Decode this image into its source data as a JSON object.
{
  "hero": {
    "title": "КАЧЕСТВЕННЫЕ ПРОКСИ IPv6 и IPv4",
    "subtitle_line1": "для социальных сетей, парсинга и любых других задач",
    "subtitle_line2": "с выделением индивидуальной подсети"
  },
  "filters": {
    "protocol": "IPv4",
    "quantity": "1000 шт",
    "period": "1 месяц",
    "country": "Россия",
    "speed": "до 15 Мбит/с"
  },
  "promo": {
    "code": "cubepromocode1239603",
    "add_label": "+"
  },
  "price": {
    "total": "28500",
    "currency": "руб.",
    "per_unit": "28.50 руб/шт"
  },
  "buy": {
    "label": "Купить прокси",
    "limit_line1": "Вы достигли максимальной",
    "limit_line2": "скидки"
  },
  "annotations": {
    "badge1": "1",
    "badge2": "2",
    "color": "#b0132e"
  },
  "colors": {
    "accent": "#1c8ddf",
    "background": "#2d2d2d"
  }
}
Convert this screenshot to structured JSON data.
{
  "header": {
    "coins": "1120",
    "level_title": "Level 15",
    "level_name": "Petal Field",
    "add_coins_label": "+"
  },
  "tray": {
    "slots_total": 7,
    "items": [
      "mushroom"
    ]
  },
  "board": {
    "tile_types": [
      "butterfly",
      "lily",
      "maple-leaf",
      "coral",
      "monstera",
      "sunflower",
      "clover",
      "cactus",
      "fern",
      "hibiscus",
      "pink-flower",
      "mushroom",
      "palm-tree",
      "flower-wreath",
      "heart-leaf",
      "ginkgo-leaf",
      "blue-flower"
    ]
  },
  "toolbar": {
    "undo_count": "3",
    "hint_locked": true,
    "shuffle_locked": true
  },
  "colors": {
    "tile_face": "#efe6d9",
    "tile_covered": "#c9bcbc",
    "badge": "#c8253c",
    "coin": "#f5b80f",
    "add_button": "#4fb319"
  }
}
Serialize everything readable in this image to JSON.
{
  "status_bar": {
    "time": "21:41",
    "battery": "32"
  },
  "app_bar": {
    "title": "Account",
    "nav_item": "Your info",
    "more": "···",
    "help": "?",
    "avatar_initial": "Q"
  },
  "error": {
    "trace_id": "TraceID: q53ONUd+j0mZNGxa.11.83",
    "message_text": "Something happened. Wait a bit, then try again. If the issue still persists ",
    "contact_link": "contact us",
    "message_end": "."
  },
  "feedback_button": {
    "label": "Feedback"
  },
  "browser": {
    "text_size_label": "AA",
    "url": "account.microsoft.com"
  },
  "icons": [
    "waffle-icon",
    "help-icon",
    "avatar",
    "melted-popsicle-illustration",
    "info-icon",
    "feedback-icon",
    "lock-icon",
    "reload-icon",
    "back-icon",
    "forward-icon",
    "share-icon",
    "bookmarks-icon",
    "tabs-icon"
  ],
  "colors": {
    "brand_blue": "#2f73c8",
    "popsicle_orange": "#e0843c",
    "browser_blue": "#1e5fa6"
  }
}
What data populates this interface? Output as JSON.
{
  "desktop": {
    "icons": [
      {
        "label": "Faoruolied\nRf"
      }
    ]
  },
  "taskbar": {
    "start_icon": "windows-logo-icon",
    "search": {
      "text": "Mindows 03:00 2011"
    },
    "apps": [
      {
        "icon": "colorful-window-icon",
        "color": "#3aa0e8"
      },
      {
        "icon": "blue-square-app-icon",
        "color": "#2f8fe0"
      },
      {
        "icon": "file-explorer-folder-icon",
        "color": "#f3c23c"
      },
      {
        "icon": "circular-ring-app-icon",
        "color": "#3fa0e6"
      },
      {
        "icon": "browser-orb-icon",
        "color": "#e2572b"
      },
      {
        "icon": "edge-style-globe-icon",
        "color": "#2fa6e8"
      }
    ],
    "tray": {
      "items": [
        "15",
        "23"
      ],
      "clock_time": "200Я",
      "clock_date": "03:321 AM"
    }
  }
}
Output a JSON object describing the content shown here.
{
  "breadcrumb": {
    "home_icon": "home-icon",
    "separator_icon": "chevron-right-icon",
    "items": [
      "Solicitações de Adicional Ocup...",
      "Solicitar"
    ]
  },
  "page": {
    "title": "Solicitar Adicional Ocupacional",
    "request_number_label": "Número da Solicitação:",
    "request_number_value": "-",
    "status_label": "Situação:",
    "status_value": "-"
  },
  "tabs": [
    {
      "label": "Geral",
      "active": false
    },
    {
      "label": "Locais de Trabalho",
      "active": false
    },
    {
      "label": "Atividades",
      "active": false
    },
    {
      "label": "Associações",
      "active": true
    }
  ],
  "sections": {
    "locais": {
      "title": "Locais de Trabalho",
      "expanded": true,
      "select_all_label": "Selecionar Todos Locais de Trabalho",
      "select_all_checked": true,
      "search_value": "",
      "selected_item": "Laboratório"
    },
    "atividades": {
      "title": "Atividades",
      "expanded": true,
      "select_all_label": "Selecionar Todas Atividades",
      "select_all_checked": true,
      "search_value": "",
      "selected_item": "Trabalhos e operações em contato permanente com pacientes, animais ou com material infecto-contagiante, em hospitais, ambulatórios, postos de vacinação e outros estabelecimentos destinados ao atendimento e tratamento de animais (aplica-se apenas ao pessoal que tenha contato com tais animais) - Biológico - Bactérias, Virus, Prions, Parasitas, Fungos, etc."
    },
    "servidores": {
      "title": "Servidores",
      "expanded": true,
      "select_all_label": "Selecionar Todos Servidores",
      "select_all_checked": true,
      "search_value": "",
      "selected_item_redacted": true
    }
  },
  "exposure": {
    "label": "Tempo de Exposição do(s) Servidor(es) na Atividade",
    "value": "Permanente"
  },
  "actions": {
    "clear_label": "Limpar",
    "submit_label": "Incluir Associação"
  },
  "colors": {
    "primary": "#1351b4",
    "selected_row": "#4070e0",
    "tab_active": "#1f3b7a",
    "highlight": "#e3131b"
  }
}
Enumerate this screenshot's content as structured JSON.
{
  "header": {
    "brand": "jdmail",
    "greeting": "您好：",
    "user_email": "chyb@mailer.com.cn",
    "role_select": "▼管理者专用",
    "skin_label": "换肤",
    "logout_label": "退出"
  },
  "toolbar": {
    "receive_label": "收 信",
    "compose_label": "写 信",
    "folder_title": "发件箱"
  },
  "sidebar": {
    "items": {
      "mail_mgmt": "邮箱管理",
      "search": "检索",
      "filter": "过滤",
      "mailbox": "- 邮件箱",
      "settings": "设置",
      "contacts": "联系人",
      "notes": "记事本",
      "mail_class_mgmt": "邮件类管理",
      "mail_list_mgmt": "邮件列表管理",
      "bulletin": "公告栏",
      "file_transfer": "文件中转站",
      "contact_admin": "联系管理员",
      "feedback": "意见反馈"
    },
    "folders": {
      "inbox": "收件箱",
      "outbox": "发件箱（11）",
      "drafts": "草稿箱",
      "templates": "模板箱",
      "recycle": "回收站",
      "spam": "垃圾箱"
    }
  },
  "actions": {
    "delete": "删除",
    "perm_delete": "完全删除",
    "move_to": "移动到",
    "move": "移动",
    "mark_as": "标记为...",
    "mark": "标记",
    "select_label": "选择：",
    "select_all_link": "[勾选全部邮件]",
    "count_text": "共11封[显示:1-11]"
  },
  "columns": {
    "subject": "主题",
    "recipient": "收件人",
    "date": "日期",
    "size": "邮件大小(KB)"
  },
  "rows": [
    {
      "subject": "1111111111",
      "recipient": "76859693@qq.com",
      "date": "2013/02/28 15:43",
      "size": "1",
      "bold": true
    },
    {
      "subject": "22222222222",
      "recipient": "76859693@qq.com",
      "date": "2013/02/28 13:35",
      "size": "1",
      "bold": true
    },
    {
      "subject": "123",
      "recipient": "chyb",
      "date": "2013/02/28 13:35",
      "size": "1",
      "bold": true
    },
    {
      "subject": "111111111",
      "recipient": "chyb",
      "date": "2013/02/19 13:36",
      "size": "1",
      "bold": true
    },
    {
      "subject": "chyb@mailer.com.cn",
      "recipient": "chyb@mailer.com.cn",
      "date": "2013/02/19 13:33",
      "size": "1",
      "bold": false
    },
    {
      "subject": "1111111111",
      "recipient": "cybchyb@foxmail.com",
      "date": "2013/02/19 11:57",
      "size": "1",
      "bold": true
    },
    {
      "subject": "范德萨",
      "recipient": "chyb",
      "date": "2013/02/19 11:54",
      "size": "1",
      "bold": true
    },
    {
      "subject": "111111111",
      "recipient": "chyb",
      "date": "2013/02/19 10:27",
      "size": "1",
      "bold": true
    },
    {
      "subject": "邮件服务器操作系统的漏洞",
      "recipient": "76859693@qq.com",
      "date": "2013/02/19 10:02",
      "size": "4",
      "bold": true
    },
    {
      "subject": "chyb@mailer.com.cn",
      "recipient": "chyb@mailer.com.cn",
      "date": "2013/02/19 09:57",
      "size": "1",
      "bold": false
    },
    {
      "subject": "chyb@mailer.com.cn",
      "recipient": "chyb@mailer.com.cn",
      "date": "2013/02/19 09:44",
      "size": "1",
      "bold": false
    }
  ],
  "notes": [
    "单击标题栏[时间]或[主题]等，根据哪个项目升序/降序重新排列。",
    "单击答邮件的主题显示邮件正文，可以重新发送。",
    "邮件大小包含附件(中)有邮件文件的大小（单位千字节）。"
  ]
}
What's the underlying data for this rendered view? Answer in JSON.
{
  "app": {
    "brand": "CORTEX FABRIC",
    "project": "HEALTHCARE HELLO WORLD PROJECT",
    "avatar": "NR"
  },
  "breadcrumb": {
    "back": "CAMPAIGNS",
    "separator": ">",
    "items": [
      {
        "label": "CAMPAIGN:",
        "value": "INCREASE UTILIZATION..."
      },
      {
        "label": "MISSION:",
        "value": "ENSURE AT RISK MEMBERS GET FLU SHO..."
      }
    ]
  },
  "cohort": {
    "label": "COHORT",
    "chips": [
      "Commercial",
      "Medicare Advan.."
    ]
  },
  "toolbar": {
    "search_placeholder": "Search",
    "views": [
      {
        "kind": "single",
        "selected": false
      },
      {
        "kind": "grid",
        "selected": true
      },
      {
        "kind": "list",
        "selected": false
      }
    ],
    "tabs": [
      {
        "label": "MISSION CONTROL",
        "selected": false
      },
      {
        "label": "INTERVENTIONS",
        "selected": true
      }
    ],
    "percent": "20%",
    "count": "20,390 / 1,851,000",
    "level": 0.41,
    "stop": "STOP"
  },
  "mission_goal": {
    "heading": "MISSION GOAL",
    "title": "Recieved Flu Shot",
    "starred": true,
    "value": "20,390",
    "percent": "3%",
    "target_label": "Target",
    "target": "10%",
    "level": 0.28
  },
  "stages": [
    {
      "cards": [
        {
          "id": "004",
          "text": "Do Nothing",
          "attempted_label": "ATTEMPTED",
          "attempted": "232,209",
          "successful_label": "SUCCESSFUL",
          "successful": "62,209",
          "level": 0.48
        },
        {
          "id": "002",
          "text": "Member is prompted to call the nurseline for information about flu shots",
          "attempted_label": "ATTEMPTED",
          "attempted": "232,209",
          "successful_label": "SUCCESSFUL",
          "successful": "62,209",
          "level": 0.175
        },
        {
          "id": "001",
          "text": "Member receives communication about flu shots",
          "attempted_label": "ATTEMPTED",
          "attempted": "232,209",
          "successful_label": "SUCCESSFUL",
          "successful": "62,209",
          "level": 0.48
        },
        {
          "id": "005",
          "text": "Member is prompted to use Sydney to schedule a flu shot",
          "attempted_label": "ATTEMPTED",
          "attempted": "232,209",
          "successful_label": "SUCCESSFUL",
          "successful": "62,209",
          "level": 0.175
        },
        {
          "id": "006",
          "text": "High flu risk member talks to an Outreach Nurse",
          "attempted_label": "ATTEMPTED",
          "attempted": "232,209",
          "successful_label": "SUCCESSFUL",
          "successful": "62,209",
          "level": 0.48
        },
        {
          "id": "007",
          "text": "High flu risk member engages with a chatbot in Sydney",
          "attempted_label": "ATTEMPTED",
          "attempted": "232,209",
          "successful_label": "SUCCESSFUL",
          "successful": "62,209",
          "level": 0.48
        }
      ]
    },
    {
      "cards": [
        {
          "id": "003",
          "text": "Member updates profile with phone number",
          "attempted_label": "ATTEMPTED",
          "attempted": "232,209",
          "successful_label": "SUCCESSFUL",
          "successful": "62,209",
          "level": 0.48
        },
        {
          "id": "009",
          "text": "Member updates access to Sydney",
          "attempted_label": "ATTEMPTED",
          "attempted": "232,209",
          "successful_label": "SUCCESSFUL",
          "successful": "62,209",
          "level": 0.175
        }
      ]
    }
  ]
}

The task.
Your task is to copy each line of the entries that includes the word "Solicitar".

Task solution.
      "Solicitar"
    "title": "Solicitar Adicional Ocupacional",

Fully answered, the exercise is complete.